— Task statement —
Write out all of the data again, exactly as it reads.

** Opening Input records block **

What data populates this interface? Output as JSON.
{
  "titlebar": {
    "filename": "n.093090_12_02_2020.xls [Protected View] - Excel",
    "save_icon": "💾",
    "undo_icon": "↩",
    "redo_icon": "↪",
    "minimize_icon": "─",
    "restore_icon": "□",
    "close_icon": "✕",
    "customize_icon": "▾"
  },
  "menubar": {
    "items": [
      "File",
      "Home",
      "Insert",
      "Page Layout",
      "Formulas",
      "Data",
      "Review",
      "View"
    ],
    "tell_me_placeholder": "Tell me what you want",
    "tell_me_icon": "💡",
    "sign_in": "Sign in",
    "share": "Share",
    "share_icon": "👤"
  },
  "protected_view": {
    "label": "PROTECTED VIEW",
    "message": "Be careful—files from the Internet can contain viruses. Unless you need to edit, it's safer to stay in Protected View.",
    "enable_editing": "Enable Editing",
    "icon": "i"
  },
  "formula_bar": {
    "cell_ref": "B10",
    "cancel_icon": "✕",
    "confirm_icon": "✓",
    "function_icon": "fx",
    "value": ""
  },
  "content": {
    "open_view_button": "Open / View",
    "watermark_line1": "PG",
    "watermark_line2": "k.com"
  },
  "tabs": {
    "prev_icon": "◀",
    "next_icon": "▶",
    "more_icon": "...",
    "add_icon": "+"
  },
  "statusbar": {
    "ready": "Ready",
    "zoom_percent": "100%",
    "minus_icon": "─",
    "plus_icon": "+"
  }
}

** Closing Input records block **

— Response for this exercise —
What data populates this interface? Output as JSON.
{
  "titlebar": {
    "filename": "n.093090_12_02_2020.xls [Protected View] - Excel",
    "save_icon": "💾",
    "undo_icon": "↩",
    "redo_icon": "↪",
    "minimize_icon": "─",
    "restore_icon": "□",
    "close_icon": "✕",
    "customize_icon": "▾"
  },
  "menubar": {
    "items": [
      "File",
      "Home",
      "Insert",
      "Page Layout",
      "Formulas",
      "Data",
      "Review",
      "View"
    ],
    "tell_me_placeholder": "Tell me what you want",
    "tell_me_icon": "💡",
    "sign_in": "Sign in",
    "share": "Share",
    "share_icon": "👤"
  },
  "protected_view": {
    "label": "PROTECTED VIEW",
    "message": "Be careful—files from the Internet can contain viruses. Unless you need to edit, it's safer to stay in Protected View.",
    "enable_editing": "Enable Editing",
    "icon": "i"
  },
  "formula_bar": {
    "cell_ref": "B10",
    "cancel_icon": "✕",
    "confirm_icon": "✓",
    "function_icon": "fx",
    "value": ""
  },
  "content": {
    "open_view_button": "Open / View",
    "watermark_line1": "PG",
    "watermark_line2": "k.com"
  },
  "tabs": {
    "prev_icon": "◀",
    "next_icon": "▶",
    "more_icon": "...",
    "add_icon": "+"
  },
  "statusbar": {
    "ready": "Ready",
    "zoom_percent": "100%",
    "minus_icon": "─",
    "plus_icon": "+"
  }
}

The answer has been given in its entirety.